Records contained in a dataset:
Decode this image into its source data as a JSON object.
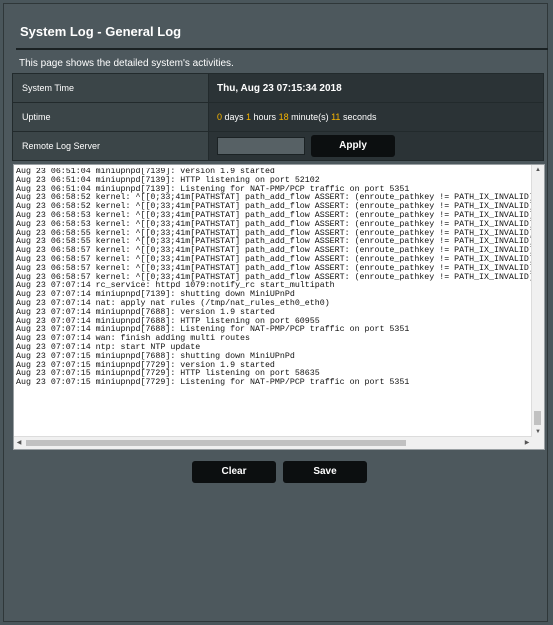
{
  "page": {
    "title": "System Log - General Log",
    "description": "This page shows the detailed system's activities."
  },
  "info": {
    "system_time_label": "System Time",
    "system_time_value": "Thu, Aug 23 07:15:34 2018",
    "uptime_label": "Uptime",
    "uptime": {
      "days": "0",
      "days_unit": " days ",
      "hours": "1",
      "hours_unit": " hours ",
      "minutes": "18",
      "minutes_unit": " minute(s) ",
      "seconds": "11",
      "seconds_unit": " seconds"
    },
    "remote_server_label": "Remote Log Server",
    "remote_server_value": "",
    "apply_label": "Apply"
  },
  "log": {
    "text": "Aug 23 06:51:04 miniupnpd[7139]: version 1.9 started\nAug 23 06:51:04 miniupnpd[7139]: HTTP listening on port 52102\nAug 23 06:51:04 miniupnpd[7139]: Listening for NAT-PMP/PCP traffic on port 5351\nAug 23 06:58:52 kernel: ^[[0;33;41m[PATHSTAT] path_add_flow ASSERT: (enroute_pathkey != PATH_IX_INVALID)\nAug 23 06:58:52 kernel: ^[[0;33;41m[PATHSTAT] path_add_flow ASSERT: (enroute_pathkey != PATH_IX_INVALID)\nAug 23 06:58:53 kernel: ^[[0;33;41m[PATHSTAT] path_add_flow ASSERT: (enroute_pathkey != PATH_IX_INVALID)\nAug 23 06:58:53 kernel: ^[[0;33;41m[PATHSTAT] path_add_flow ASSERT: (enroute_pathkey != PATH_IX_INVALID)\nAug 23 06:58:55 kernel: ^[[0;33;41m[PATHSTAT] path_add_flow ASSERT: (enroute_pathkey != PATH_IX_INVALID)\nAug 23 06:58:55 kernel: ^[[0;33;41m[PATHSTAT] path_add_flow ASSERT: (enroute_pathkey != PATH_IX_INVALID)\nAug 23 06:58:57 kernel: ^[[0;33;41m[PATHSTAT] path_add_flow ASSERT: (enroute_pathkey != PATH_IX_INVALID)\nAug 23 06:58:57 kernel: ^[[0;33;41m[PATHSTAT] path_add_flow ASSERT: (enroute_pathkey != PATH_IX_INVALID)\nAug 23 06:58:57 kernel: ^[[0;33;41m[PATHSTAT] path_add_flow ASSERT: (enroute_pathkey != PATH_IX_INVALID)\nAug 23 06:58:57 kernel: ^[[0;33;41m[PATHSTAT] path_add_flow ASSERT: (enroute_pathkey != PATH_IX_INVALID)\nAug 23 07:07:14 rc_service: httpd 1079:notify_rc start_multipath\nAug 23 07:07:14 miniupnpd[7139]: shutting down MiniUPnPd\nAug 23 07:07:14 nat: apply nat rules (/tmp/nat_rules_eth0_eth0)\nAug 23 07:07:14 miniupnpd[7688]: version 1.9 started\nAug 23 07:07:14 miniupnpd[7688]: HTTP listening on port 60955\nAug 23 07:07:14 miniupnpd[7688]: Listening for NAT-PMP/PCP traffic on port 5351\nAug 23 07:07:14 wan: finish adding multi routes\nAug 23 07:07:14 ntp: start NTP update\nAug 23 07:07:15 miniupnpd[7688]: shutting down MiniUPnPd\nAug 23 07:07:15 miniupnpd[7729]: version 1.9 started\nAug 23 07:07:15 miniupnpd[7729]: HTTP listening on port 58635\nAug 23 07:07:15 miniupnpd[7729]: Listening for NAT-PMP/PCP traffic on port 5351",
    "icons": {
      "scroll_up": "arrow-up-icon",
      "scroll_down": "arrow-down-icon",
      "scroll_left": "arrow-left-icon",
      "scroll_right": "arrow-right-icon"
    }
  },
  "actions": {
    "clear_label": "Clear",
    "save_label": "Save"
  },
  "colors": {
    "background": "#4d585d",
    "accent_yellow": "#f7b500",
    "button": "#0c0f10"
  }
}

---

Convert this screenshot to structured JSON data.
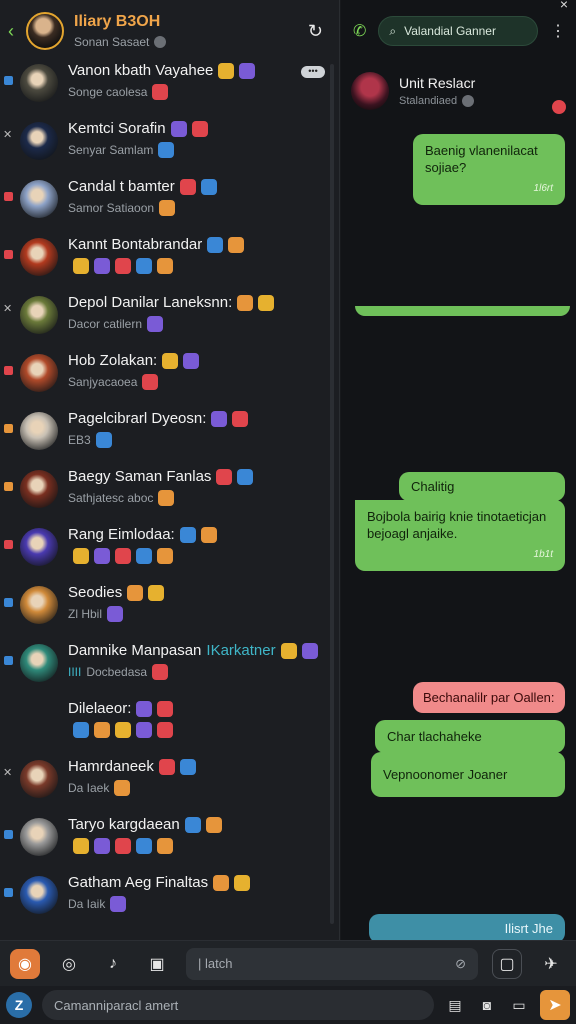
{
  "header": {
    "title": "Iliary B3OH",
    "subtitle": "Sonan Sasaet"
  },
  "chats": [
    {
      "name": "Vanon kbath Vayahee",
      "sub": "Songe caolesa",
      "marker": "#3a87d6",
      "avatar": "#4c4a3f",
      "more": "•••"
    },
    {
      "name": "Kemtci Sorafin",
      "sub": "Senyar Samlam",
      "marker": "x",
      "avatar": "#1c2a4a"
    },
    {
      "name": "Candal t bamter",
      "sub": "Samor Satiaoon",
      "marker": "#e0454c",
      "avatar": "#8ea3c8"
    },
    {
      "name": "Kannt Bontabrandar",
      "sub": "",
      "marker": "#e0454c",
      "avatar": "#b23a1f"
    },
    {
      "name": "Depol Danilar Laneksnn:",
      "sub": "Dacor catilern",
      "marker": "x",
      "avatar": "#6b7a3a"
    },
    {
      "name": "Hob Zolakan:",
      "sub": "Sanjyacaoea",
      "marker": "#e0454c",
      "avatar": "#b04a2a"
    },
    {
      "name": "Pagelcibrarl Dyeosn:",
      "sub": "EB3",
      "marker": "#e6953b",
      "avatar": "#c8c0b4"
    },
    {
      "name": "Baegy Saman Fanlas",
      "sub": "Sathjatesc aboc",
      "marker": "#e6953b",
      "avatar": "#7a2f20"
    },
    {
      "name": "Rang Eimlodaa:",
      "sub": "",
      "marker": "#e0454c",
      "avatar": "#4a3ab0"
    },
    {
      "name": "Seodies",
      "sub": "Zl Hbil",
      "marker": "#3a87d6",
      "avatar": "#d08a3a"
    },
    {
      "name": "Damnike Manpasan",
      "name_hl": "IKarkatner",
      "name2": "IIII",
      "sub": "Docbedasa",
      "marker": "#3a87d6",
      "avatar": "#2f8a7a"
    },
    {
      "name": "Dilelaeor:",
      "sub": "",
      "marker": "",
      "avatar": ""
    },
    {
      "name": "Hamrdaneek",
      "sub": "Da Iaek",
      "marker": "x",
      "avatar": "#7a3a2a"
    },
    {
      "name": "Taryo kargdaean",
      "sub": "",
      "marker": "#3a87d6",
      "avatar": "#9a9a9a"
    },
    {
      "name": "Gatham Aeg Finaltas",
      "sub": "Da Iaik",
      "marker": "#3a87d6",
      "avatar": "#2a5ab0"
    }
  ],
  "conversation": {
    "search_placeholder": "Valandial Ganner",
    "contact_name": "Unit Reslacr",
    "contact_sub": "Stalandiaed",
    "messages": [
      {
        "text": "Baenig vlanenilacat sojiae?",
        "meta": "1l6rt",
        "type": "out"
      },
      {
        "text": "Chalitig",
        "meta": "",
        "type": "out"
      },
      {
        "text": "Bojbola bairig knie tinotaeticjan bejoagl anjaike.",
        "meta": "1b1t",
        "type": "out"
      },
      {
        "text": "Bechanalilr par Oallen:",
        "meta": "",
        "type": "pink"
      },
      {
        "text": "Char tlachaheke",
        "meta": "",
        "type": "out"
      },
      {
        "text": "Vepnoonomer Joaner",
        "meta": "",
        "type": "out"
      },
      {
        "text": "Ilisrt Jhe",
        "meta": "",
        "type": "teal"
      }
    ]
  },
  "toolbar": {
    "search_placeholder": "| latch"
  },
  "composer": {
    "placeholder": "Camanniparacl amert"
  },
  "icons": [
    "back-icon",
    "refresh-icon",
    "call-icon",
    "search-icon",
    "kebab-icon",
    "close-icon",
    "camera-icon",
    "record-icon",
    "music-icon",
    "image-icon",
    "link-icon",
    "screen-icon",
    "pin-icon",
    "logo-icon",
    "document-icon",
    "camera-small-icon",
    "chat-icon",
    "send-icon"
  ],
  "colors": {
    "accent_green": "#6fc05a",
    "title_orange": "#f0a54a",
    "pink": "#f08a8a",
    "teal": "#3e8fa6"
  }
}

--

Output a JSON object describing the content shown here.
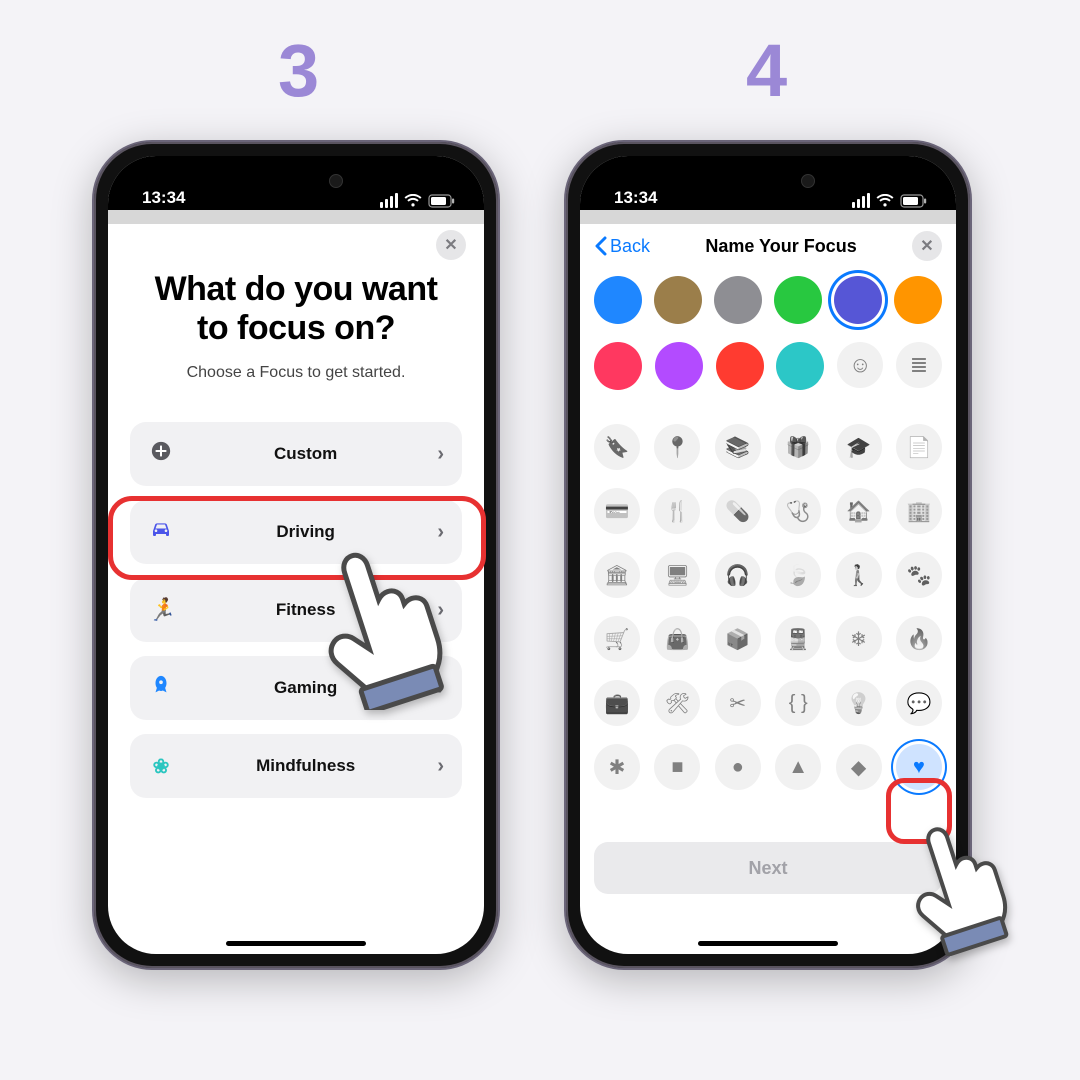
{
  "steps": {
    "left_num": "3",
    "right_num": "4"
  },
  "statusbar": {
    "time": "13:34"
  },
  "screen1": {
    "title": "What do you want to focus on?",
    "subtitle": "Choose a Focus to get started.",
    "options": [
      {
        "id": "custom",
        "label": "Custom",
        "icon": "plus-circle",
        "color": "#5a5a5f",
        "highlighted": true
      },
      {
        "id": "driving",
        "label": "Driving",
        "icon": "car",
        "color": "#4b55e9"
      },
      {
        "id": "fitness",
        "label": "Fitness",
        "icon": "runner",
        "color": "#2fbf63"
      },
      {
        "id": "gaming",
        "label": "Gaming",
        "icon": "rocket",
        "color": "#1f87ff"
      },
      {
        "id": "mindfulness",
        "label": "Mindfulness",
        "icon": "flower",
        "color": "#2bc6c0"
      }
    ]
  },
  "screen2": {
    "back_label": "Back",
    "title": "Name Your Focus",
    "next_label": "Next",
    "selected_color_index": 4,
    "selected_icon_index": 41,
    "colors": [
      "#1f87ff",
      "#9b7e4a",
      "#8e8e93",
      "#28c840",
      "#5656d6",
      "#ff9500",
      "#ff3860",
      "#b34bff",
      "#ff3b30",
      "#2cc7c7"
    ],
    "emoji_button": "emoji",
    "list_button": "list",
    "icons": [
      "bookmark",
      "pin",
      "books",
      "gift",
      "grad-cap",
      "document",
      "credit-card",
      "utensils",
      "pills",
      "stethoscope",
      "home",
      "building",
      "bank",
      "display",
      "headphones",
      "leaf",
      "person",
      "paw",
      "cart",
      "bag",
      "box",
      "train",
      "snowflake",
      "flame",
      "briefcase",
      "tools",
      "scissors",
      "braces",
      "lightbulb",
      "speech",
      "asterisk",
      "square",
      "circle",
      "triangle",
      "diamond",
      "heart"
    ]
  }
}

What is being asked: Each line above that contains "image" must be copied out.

Written solution:
Decode this image into its source data as a JSON object.
    "image-icon",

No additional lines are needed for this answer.